PROBLEM TO WORK ON →
Copy, from the material below, each line where "gols" shows up.
<<<<
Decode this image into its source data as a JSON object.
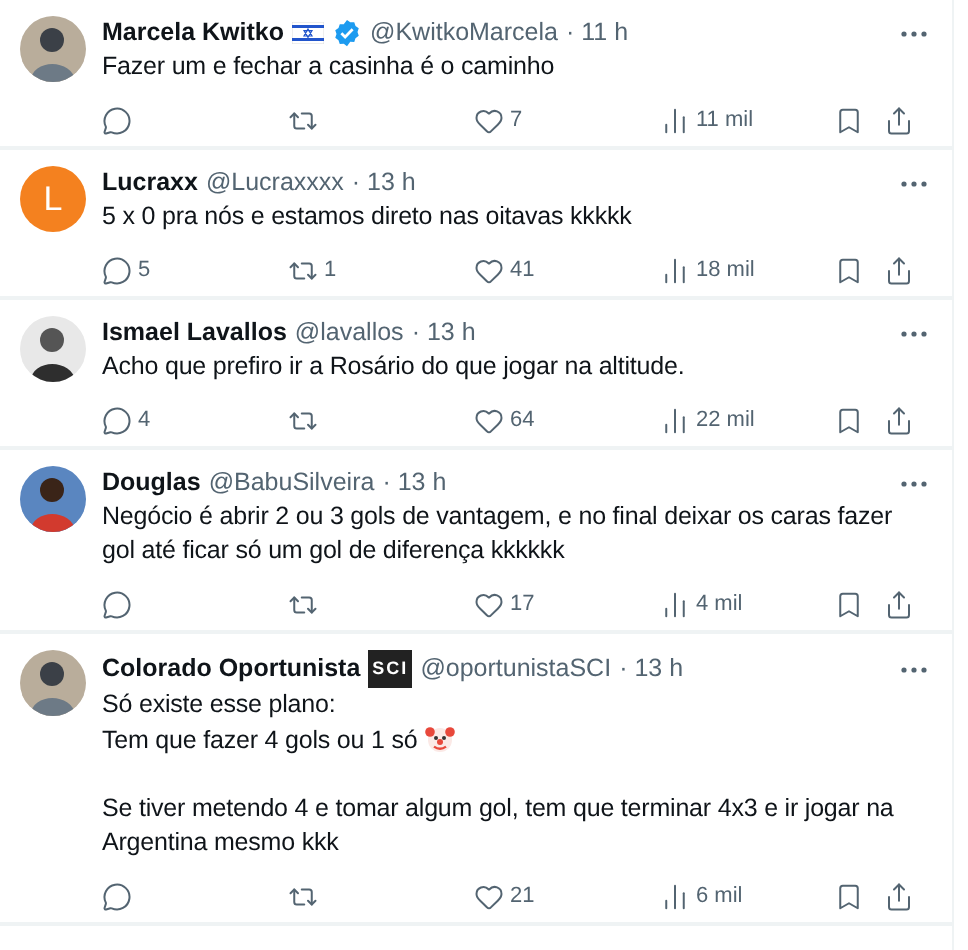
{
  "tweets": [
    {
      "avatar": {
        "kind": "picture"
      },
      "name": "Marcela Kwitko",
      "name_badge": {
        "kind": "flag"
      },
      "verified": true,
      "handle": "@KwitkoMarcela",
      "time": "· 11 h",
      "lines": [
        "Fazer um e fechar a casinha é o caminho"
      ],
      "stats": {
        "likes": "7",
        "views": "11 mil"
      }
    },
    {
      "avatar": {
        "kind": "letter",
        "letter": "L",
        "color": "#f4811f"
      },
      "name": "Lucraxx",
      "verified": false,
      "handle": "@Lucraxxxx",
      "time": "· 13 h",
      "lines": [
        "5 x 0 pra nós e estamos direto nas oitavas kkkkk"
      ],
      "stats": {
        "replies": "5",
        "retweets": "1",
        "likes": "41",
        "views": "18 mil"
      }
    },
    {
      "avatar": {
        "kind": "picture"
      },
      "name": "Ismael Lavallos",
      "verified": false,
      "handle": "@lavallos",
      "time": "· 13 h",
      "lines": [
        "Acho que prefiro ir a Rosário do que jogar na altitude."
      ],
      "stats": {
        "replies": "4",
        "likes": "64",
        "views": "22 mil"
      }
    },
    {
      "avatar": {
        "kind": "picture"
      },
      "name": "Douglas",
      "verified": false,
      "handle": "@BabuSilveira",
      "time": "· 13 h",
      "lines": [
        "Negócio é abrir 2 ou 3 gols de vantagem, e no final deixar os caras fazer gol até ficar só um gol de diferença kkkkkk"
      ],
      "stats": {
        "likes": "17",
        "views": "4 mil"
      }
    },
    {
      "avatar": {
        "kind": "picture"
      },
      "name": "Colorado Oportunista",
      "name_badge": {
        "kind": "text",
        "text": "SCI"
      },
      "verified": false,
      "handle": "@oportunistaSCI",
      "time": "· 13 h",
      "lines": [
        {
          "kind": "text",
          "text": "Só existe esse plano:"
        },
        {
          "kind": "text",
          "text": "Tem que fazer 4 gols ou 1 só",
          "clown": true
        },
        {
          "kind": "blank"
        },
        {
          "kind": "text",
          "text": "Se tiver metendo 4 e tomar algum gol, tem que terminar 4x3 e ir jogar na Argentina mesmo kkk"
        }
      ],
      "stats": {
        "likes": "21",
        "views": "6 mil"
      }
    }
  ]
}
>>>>
FINISHED EXERCISE →
        "Negócio é abrir 2 ou 3 gols de vantagem, e no final deixar os caras fazer gol até ficar só um gol de diferença kkkkkk"
          "text": "Tem que fazer 4 gols ou 1 só",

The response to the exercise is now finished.